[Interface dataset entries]
◆ ◆ ◆ ◆ ◆
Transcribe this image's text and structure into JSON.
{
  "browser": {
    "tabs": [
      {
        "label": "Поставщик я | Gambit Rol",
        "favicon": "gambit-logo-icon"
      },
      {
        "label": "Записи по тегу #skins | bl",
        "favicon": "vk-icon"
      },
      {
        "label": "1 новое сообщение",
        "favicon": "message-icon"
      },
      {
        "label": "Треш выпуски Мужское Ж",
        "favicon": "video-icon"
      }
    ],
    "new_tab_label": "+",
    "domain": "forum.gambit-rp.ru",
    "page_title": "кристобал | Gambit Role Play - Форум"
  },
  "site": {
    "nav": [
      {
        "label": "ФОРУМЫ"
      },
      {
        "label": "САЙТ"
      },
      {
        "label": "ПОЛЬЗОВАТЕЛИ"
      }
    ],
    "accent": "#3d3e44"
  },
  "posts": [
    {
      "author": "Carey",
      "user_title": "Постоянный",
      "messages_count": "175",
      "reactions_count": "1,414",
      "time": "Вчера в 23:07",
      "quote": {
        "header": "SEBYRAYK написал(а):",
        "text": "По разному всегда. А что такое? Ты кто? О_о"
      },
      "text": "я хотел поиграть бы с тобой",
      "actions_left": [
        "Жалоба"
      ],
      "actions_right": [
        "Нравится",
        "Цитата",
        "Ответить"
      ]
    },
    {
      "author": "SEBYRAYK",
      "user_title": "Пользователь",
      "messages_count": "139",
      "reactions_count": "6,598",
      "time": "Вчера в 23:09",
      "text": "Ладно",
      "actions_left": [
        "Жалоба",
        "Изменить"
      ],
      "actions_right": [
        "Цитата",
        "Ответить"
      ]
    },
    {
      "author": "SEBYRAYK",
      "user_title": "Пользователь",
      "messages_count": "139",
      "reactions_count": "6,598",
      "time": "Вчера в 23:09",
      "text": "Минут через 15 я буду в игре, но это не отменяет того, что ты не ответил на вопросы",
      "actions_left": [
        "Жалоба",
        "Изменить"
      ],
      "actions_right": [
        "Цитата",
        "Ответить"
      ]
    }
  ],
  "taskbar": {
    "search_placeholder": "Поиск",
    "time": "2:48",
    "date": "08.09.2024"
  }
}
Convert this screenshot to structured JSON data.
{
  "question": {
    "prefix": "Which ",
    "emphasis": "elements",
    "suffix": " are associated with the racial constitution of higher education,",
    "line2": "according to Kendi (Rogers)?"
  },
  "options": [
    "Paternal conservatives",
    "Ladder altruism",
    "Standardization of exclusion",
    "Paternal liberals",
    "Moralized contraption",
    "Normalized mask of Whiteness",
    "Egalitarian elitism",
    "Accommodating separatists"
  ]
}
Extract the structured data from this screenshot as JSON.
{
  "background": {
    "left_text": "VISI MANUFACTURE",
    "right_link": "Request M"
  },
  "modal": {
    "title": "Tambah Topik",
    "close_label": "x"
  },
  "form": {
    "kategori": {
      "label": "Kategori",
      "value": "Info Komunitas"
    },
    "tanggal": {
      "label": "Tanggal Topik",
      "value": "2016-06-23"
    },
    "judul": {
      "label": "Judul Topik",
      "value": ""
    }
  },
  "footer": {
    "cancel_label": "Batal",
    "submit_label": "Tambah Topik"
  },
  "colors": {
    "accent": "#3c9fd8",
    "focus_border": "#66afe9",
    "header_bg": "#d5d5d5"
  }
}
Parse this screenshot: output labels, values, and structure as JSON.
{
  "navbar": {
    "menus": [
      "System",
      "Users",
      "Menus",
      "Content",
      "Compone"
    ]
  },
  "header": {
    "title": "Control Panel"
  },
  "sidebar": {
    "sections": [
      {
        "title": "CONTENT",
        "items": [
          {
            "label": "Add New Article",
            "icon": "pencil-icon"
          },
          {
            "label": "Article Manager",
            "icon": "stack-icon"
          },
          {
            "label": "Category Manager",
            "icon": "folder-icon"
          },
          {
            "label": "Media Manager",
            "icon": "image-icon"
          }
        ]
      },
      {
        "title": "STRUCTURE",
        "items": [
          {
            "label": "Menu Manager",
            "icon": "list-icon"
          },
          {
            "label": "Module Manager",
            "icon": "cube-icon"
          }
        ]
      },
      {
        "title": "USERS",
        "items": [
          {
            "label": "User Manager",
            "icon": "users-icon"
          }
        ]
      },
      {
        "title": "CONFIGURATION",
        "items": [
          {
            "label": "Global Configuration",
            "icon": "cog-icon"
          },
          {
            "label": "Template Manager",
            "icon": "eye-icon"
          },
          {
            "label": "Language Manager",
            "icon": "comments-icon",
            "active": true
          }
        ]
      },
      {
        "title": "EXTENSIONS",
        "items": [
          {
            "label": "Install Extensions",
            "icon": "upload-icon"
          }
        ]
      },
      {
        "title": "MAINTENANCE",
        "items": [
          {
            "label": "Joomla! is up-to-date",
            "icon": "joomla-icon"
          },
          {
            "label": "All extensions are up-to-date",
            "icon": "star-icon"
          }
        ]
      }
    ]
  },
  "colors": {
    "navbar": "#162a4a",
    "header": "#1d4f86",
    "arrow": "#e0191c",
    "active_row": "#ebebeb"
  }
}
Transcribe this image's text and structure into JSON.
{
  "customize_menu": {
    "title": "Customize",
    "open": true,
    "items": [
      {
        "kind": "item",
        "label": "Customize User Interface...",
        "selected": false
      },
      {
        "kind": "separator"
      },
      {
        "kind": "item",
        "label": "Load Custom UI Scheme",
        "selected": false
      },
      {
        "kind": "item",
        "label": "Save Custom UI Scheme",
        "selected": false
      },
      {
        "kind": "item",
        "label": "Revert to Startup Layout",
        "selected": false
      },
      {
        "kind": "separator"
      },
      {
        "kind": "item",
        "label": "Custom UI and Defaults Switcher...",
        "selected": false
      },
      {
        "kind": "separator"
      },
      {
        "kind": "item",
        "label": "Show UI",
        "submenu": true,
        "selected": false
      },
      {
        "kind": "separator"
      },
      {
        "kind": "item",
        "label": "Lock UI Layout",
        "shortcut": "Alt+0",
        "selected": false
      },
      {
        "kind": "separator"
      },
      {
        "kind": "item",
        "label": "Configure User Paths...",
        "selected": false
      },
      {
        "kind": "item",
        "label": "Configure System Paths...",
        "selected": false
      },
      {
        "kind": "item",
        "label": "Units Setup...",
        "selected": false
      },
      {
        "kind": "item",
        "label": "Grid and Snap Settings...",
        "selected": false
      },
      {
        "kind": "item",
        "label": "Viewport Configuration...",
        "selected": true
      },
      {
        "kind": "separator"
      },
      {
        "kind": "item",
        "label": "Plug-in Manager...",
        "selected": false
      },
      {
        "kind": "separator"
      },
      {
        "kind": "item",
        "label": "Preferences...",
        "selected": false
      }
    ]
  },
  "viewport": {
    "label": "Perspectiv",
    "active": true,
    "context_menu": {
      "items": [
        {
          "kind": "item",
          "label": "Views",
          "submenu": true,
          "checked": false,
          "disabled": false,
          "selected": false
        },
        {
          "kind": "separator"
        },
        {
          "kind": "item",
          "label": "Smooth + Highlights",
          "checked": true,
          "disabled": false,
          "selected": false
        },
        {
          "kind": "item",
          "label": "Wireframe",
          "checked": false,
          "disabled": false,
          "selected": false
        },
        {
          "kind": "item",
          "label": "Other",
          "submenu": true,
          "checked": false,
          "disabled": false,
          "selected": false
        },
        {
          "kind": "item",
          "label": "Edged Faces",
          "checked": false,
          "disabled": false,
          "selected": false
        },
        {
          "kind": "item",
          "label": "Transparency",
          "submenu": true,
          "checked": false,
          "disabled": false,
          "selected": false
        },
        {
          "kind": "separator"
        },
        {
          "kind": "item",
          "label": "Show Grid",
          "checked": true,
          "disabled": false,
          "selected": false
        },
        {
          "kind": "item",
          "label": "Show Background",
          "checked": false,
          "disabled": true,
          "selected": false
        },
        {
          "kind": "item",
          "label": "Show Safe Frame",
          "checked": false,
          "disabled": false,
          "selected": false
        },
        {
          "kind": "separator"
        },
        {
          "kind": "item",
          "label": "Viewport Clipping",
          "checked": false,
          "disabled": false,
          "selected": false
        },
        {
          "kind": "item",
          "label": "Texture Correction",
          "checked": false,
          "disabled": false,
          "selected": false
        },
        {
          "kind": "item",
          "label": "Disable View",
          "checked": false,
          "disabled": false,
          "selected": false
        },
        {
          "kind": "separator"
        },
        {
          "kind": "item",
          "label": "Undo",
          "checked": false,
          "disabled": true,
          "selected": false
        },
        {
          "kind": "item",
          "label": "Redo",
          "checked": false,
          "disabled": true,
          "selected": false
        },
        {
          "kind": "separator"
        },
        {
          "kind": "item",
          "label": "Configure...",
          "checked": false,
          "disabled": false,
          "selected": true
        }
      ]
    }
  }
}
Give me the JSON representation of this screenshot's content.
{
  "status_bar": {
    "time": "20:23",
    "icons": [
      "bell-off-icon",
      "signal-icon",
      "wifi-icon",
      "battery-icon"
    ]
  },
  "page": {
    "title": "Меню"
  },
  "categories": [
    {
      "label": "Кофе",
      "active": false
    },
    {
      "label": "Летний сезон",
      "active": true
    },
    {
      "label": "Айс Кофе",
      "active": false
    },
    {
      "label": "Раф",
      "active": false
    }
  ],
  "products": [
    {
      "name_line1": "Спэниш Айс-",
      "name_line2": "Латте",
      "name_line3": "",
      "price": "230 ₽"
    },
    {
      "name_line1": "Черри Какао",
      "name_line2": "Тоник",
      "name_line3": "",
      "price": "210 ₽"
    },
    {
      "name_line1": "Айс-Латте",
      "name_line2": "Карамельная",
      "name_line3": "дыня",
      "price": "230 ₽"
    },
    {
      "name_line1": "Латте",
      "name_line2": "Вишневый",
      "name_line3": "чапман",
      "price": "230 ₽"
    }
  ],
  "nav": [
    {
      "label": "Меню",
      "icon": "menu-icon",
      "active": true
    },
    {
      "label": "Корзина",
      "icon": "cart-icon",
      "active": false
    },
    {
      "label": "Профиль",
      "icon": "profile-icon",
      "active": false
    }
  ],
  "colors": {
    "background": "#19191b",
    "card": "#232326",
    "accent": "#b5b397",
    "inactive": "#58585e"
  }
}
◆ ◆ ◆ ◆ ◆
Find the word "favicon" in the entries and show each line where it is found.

[Response below]
        "favicon": "gambit-logo-icon"
        "favicon": "vk-icon"
        "favicon": "message-icon"
        "favicon": "video-icon"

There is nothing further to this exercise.